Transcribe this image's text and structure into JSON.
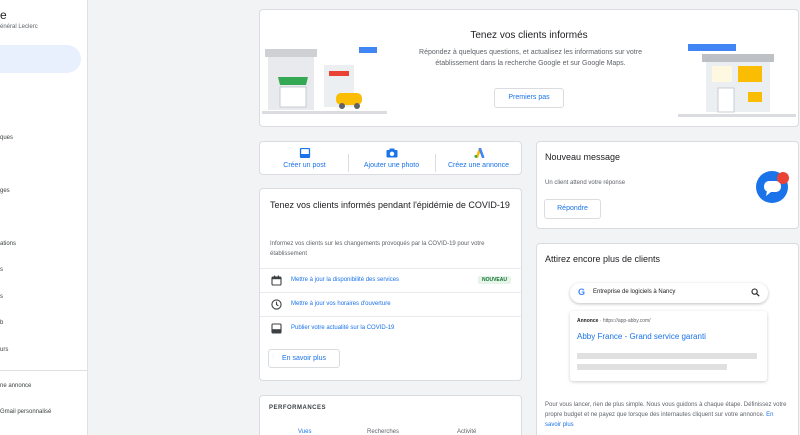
{
  "sidebar": {
    "title": "e",
    "subtitle": "énéral Leclerc",
    "items": [
      {
        "label": "ques"
      },
      {
        "label": "ges"
      },
      {
        "label": "ations"
      },
      {
        "label": "s"
      },
      {
        "label": "s"
      },
      {
        "label": "b"
      },
      {
        "label": "urs"
      }
    ],
    "bottom_items": [
      {
        "label": "ne annonce"
      },
      {
        "label": "Gmail personnalisé"
      }
    ]
  },
  "hero": {
    "title": "Tenez vos clients informés",
    "text": "Répondez à quelques questions, et actualisez les informations sur votre établissement dans la recherche Google et sur Google Maps.",
    "button": "Premiers pas"
  },
  "actions": [
    {
      "label": "Créer un post",
      "icon": "post-icon"
    },
    {
      "label": "Ajouter une photo",
      "icon": "camera-icon"
    },
    {
      "label": "Créez une annonce",
      "icon": "google-ads-icon"
    }
  ],
  "covid": {
    "title": "Tenez vos clients informés pendant l'épidémie de COVID-19",
    "text": "Informez vos clients sur les changements provoqués par la COVID-19 pour votre établissement",
    "rows": [
      {
        "label": "Mettre à jour la disponibilité des services",
        "badge": "NOUVEAU",
        "icon": "calendar-icon"
      },
      {
        "label": "Mettre à jour vos horaires d'ouverture",
        "icon": "clock-icon"
      },
      {
        "label": "Publier votre actualité sur la COVID-19",
        "icon": "post-icon"
      }
    ],
    "button": "En savoir plus"
  },
  "performance": {
    "title": "PERFORMANCES",
    "tabs": [
      "Vues",
      "Recherches",
      "Activité"
    ]
  },
  "message": {
    "title": "Nouveau message",
    "text": "Un client attend votre réponse",
    "button": "Répondre"
  },
  "attract": {
    "title": "Attirez encore plus de clients",
    "search_query": "Entreprise de logiciels à Nancy",
    "ad_label": "Annonce",
    "ad_url": "· https://app-abby.com/",
    "ad_title": "Abby France - Grand service garanti",
    "text": "Pour vous lancer, rien de plus simple. Nous vous guidons à chaque étape. Définissez votre propre budget et ne payez que lorsque des internautes cliquent sur votre annonce.",
    "link": "En savoir plus"
  },
  "colors": {
    "accent": "#1a73e8",
    "badge_bg": "#e6f4ea",
    "badge_text": "#137333",
    "notification": "#ea4335"
  }
}
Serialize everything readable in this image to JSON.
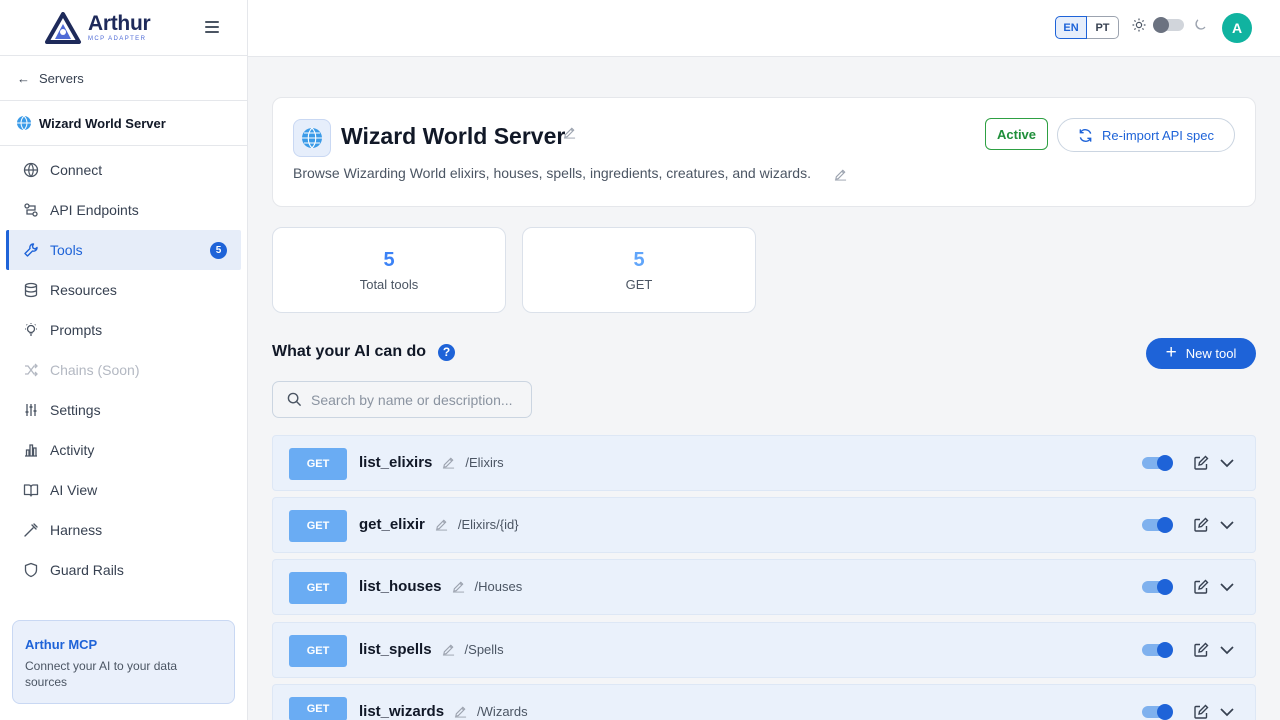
{
  "brand": {
    "name": "Arthur",
    "subtitle": "MCP ADAPTER"
  },
  "sidebar": {
    "back_label": "Servers",
    "server_name": "Wizard World Server",
    "items": [
      {
        "label": "Connect",
        "icon": "globe-icon"
      },
      {
        "label": "API Endpoints",
        "icon": "endpoints-icon"
      },
      {
        "label": "Tools",
        "icon": "wrench-icon",
        "badge": "5",
        "active": true
      },
      {
        "label": "Resources",
        "icon": "database-icon"
      },
      {
        "label": "Prompts",
        "icon": "lightbulb-icon"
      },
      {
        "label": "Chains (Soon)",
        "icon": "shuffle-icon",
        "disabled": true
      },
      {
        "label": "Settings",
        "icon": "sliders-icon"
      },
      {
        "label": "Activity",
        "icon": "bar-chart-icon"
      },
      {
        "label": "AI View",
        "icon": "book-icon"
      },
      {
        "label": "Harness",
        "icon": "harness-icon"
      },
      {
        "label": "Guard Rails",
        "icon": "shield-icon"
      }
    ],
    "promo": {
      "title": "Arthur MCP",
      "text": "Connect your AI to your data sources"
    }
  },
  "topbar": {
    "lang_active": "EN",
    "lang_other": "PT",
    "avatar_initial": "A"
  },
  "server": {
    "title": "Wizard World Server",
    "description": "Browse Wizarding World elixirs, houses, spells, ingredients, creatures, and wizards.",
    "status": "Active",
    "reimport_label": "Re-import API spec"
  },
  "stats": [
    {
      "value": "5",
      "label": "Total tools"
    },
    {
      "value": "5",
      "label": "GET"
    }
  ],
  "tools_section": {
    "title": "What your AI can do",
    "help": "?",
    "new_tool_label": "New tool",
    "search_placeholder": "Search by name or description..."
  },
  "tools": [
    {
      "method": "GET",
      "name": "list_elixirs",
      "path": "/Elixirs",
      "enabled": true
    },
    {
      "method": "GET",
      "name": "get_elixir",
      "path": "/Elixirs/{id}",
      "enabled": true
    },
    {
      "method": "GET",
      "name": "list_houses",
      "path": "/Houses",
      "enabled": true
    },
    {
      "method": "GET",
      "name": "list_spells",
      "path": "/Spells",
      "enabled": true
    },
    {
      "method": "GET",
      "name": "list_wizards",
      "path": "/Wizards",
      "enabled": true
    }
  ],
  "colors": {
    "accent": "#1e63d8",
    "method_badge": "#6aacf3",
    "active_status": "#1f8f3a",
    "avatar": "#10b3a0"
  }
}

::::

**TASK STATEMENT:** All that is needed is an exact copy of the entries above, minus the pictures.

**TASK OUTPUT:**
Transcribe this image's text and structure into JSON.
{
  "sidebar": {
    "title": "e",
    "subtitle": "énéral Leclerc",
    "items": [
      {
        "label": "ques"
      },
      {
        "label": "ges"
      },
      {
        "label": "ations"
      },
      {
        "label": "s"
      },
      {
        "label": "s"
      },
      {
        "label": "b"
      },
      {
        "label": "urs"
      }
    ],
    "bottom_items": [
      {
        "label": "ne annonce"
      },
      {
        "label": "Gmail personnalisé"
      }
    ]
  },
  "hero": {
    "title": "Tenez vos clients informés",
    "text": "Répondez à quelques questions, et actualisez les informations sur votre établissement dans la recherche Google et sur Google Maps.",
    "button": "Premiers pas"
  },
  "actions": [
    {
      "label": "Créer un post",
      "icon": "post-icon"
    },
    {
      "label": "Ajouter une photo",
      "icon": "camera-icon"
    },
    {
      "label": "Créez une annonce",
      "icon": "google-ads-icon"
    }
  ],
  "covid": {
    "title": "Tenez vos clients informés pendant l'épidémie de COVID-19",
    "text": "Informez vos clients sur les changements provoqués par la COVID-19 pour votre établissement",
    "rows": [
      {
        "label": "Mettre à jour la disponibilité des services",
        "badge": "NOUVEAU",
        "icon": "calendar-icon"
      },
      {
        "label": "Mettre à jour vos horaires d'ouverture",
        "icon": "clock-icon"
      },
      {
        "label": "Publier votre actualité sur la COVID-19",
        "icon": "post-icon"
      }
    ],
    "button": "En savoir plus"
  },
  "performance": {
    "title": "PERFORMANCES",
    "tabs": [
      "Vues",
      "Recherches",
      "Activité"
    ]
  },
  "message": {
    "title": "Nouveau message",
    "text": "Un client attend votre réponse",
    "button": "Répondre"
  },
  "attract": {
    "title": "Attirez encore plus de clients",
    "search_query": "Entreprise de logiciels à Nancy",
    "ad_label": "Annonce",
    "ad_url": "· https://app-abby.com/",
    "ad_title": "Abby France - Grand service garanti",
    "text": "Pour vous lancer, rien de plus simple. Nous vous guidons à chaque étape. Définissez votre propre budget et ne payez que lorsque des internautes cliquent sur votre annonce.",
    "link": "En savoir plus"
  },
  "colors": {
    "accent": "#1a73e8",
    "badge_bg": "#e6f4ea",
    "badge_text": "#137333",
    "notification": "#ea4335"
  }
}
Serialize everything readable in this image to JSON.
{
  "brand": {
    "name": "Arthur",
    "subtitle": "MCP ADAPTER"
  },
  "sidebar": {
    "back_label": "Servers",
    "server_name": "Wizard World Server",
    "items": [
      {
        "label": "Connect",
        "icon": "globe-icon"
      },
      {
        "label": "API Endpoints",
        "icon": "endpoints-icon"
      },
      {
        "label": "Tools",
        "icon": "wrench-icon",
        "badge": "5",
        "active": true
      },
      {
        "label": "Resources",
        "icon": "database-icon"
      },
      {
        "label": "Prompts",
        "icon": "lightbulb-icon"
      },
      {
        "label": "Chains (Soon)",
        "icon": "shuffle-icon",
        "disabled": true
      },
      {
        "label": "Settings",
        "icon": "sliders-icon"
      },
      {
        "label": "Activity",
        "icon": "bar-chart-icon"
      },
      {
        "label": "AI View",
        "icon": "book-icon"
      },
      {
        "label": "Harness",
        "icon": "harness-icon"
      },
      {
        "label": "Guard Rails",
        "icon": "shield-icon"
      }
    ],
    "promo": {
      "title": "Arthur MCP",
      "text": "Connect your AI to your data sources"
    }
  },
  "topbar": {
    "lang_active": "EN",
    "lang_other": "PT",
    "avatar_initial": "A"
  },
  "server": {
    "title": "Wizard World Server",
    "description": "Browse Wizarding World elixirs, houses, spells, ingredients, creatures, and wizards.",
    "status": "Active",
    "reimport_label": "Re-import API spec"
  },
  "stats": [
    {
      "value": "5",
      "label": "Total tools"
    },
    {
      "value": "5",
      "label": "GET"
    }
  ],
  "tools_section": {
    "title": "What your AI can do",
    "help": "?",
    "new_tool_label": "New tool",
    "search_placeholder": "Search by name or description..."
  },
  "tools": [
    {
      "method": "GET",
      "name": "list_elixirs",
      "path": "/Elixirs",
      "enabled": true
    },
    {
      "method": "GET",
      "name": "get_elixir",
      "path": "/Elixirs/{id}",
      "enabled": true
    },
    {
      "method": "GET",
      "name": "list_houses",
      "path": "/Houses",
      "enabled": true
    },
    {
      "method": "GET",
      "name": "list_spells",
      "path": "/Spells",
      "enabled": true
    },
    {
      "method": "GET",
      "name": "list_wizards",
      "path": "/Wizards",
      "enabled": true
    }
  ],
  "colors": {
    "accent": "#1e63d8",
    "method_badge": "#6aacf3",
    "active_status": "#1f8f3a",
    "avatar": "#10b3a0"
  }
}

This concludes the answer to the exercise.